* DIRECTIONS
Only the pictures should be left out; repeat the rest of the data exactly.

* SOURCE DATA
= = =
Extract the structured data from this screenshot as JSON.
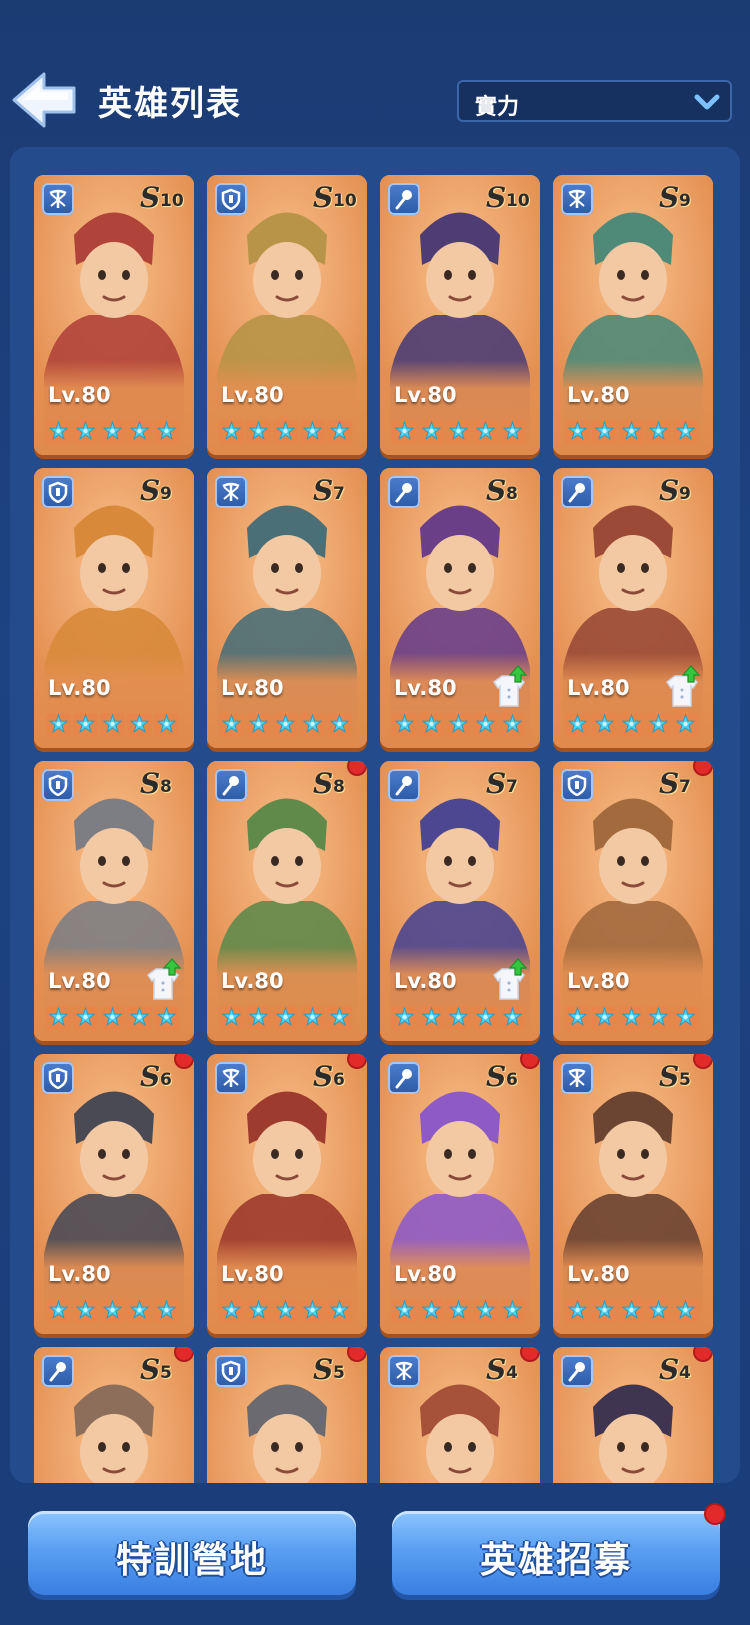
{
  "header": {
    "title": "英雄列表",
    "sort_label": "實力"
  },
  "buttons": {
    "training": "特訓營地",
    "recruit": "英雄招募"
  },
  "colors": {
    "card_bg": "#e48f52",
    "badge_blue": "#2d5aa6",
    "star_cyan": "#4fd0ef",
    "notification_red": "#e32a2a"
  },
  "heroes": [
    {
      "role": "crossbow-icon",
      "tier": "S",
      "tier_num": "10",
      "level": "Lv.80",
      "stars": 5,
      "upgrade": false,
      "dot": false,
      "tone": "#b0443a"
    },
    {
      "role": "shield-icon",
      "tier": "S",
      "tier_num": "10",
      "level": "Lv.80",
      "stars": 5,
      "upgrade": false,
      "dot": false,
      "tone": "#b79447"
    },
    {
      "role": "staff-icon",
      "tier": "S",
      "tier_num": "10",
      "level": "Lv.80",
      "stars": 5,
      "upgrade": false,
      "dot": false,
      "tone": "#4d3d74"
    },
    {
      "role": "crossbow-icon",
      "tier": "S",
      "tier_num": "9",
      "level": "Lv.80",
      "stars": 5,
      "upgrade": false,
      "dot": false,
      "tone": "#4f8a78"
    },
    {
      "role": "shield-icon",
      "tier": "S",
      "tier_num": "9",
      "level": "Lv.80",
      "stars": 5,
      "upgrade": false,
      "dot": false,
      "tone": "#d88a3a"
    },
    {
      "role": "crossbow-icon",
      "tier": "S",
      "tier_num": "7",
      "level": "Lv.80",
      "stars": 5,
      "upgrade": false,
      "dot": false,
      "tone": "#4b6f77"
    },
    {
      "role": "staff-icon",
      "tier": "S",
      "tier_num": "8",
      "level": "Lv.80",
      "stars": 5,
      "upgrade": true,
      "dot": false,
      "tone": "#6a3f88"
    },
    {
      "role": "staff-icon",
      "tier": "S",
      "tier_num": "9",
      "level": "Lv.80",
      "stars": 5,
      "upgrade": true,
      "dot": false,
      "tone": "#9a4a36"
    },
    {
      "role": "shield-icon",
      "tier": "S",
      "tier_num": "8",
      "level": "Lv.80",
      "stars": 5,
      "upgrade": true,
      "dot": false,
      "tone": "#7d7e84"
    },
    {
      "role": "staff-icon",
      "tier": "S",
      "tier_num": "8",
      "level": "Lv.80",
      "stars": 5,
      "upgrade": false,
      "dot": true,
      "tone": "#5f8a4a"
    },
    {
      "role": "staff-icon",
      "tier": "S",
      "tier_num": "7",
      "level": "Lv.80",
      "stars": 5,
      "upgrade": true,
      "dot": false,
      "tone": "#4d4690"
    },
    {
      "role": "shield-icon",
      "tier": "S",
      "tier_num": "7",
      "level": "Lv.80",
      "stars": 5,
      "upgrade": false,
      "dot": true,
      "tone": "#a36a3e"
    },
    {
      "role": "shield-icon",
      "tier": "S",
      "tier_num": "6",
      "level": "Lv.80",
      "stars": 5,
      "upgrade": false,
      "dot": true,
      "tone": "#4a4a55"
    },
    {
      "role": "crossbow-icon",
      "tier": "S",
      "tier_num": "6",
      "level": "Lv.80",
      "stars": 5,
      "upgrade": false,
      "dot": true,
      "tone": "#9c3b2e"
    },
    {
      "role": "staff-icon",
      "tier": "S",
      "tier_num": "6",
      "level": "Lv.80",
      "stars": 5,
      "upgrade": false,
      "dot": true,
      "tone": "#8e5bc6"
    },
    {
      "role": "crossbow-icon",
      "tier": "S",
      "tier_num": "5",
      "level": "Lv.80",
      "stars": 5,
      "upgrade": false,
      "dot": true,
      "tone": "#6b4432"
    },
    {
      "role": "staff-icon",
      "tier": "S",
      "tier_num": "5",
      "level": "",
      "stars": 0,
      "upgrade": false,
      "dot": true,
      "tone": "#8d6e5a"
    },
    {
      "role": "shield-icon",
      "tier": "S",
      "tier_num": "5",
      "level": "",
      "stars": 0,
      "upgrade": false,
      "dot": true,
      "tone": "#6a6a70"
    },
    {
      "role": "crossbow-icon",
      "tier": "S",
      "tier_num": "4",
      "level": "",
      "stars": 0,
      "upgrade": false,
      "dot": true,
      "tone": "#a6523a"
    },
    {
      "role": "staff-icon",
      "tier": "S",
      "tier_num": "4",
      "level": "",
      "stars": 0,
      "upgrade": false,
      "dot": true,
      "tone": "#3f3550"
    }
  ]
}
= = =
* ANSWER TO THIS PROBLEM
Extract the structured data from this screenshot as JSON.
{
  "header": {
    "title": "英雄列表",
    "sort_label": "實力"
  },
  "buttons": {
    "training": "特訓營地",
    "recruit": "英雄招募"
  },
  "colors": {
    "card_bg": "#e48f52",
    "badge_blue": "#2d5aa6",
    "star_cyan": "#4fd0ef",
    "notification_red": "#e32a2a"
  },
  "heroes": [
    {
      "role": "crossbow-icon",
      "tier": "S",
      "tier_num": "10",
      "level": "Lv.80",
      "stars": 5,
      "upgrade": false,
      "dot": false,
      "tone": "#b0443a"
    },
    {
      "role": "shield-icon",
      "tier": "S",
      "tier_num": "10",
      "level": "Lv.80",
      "stars": 5,
      "upgrade": false,
      "dot": false,
      "tone": "#b79447"
    },
    {
      "role": "staff-icon",
      "tier": "S",
      "tier_num": "10",
      "level": "Lv.80",
      "stars": 5,
      "upgrade": false,
      "dot": false,
      "tone": "#4d3d74"
    },
    {
      "role": "crossbow-icon",
      "tier": "S",
      "tier_num": "9",
      "level": "Lv.80",
      "stars": 5,
      "upgrade": false,
      "dot": false,
      "tone": "#4f8a78"
    },
    {
      "role": "shield-icon",
      "tier": "S",
      "tier_num": "9",
      "level": "Lv.80",
      "stars": 5,
      "upgrade": false,
      "dot": false,
      "tone": "#d88a3a"
    },
    {
      "role": "crossbow-icon",
      "tier": "S",
      "tier_num": "7",
      "level": "Lv.80",
      "stars": 5,
      "upgrade": false,
      "dot": false,
      "tone": "#4b6f77"
    },
    {
      "role": "staff-icon",
      "tier": "S",
      "tier_num": "8",
      "level": "Lv.80",
      "stars": 5,
      "upgrade": true,
      "dot": false,
      "tone": "#6a3f88"
    },
    {
      "role": "staff-icon",
      "tier": "S",
      "tier_num": "9",
      "level": "Lv.80",
      "stars": 5,
      "upgrade": true,
      "dot": false,
      "tone": "#9a4a36"
    },
    {
      "role": "shield-icon",
      "tier": "S",
      "tier_num": "8",
      "level": "Lv.80",
      "stars": 5,
      "upgrade": true,
      "dot": false,
      "tone": "#7d7e84"
    },
    {
      "role": "staff-icon",
      "tier": "S",
      "tier_num": "8",
      "level": "Lv.80",
      "stars": 5,
      "upgrade": false,
      "dot": true,
      "tone": "#5f8a4a"
    },
    {
      "role": "staff-icon",
      "tier": "S",
      "tier_num": "7",
      "level": "Lv.80",
      "stars": 5,
      "upgrade": true,
      "dot": false,
      "tone": "#4d4690"
    },
    {
      "role": "shield-icon",
      "tier": "S",
      "tier_num": "7",
      "level": "Lv.80",
      "stars": 5,
      "upgrade": false,
      "dot": true,
      "tone": "#a36a3e"
    },
    {
      "role": "shield-icon",
      "tier": "S",
      "tier_num": "6",
      "level": "Lv.80",
      "stars": 5,
      "upgrade": false,
      "dot": true,
      "tone": "#4a4a55"
    },
    {
      "role": "crossbow-icon",
      "tier": "S",
      "tier_num": "6",
      "level": "Lv.80",
      "stars": 5,
      "upgrade": false,
      "dot": true,
      "tone": "#9c3b2e"
    },
    {
      "role": "staff-icon",
      "tier": "S",
      "tier_num": "6",
      "level": "Lv.80",
      "stars": 5,
      "upgrade": false,
      "dot": true,
      "tone": "#8e5bc6"
    },
    {
      "role": "crossbow-icon",
      "tier": "S",
      "tier_num": "5",
      "level": "Lv.80",
      "stars": 5,
      "upgrade": false,
      "dot": true,
      "tone": "#6b4432"
    },
    {
      "role": "staff-icon",
      "tier": "S",
      "tier_num": "5",
      "level": "",
      "stars": 0,
      "upgrade": false,
      "dot": true,
      "tone": "#8d6e5a"
    },
    {
      "role": "shield-icon",
      "tier": "S",
      "tier_num": "5",
      "level": "",
      "stars": 0,
      "upgrade": false,
      "dot": true,
      "tone": "#6a6a70"
    },
    {
      "role": "crossbow-icon",
      "tier": "S",
      "tier_num": "4",
      "level": "",
      "stars": 0,
      "upgrade": false,
      "dot": true,
      "tone": "#a6523a"
    },
    {
      "role": "staff-icon",
      "tier": "S",
      "tier_num": "4",
      "level": "",
      "stars": 0,
      "upgrade": false,
      "dot": true,
      "tone": "#3f3550"
    }
  ]
}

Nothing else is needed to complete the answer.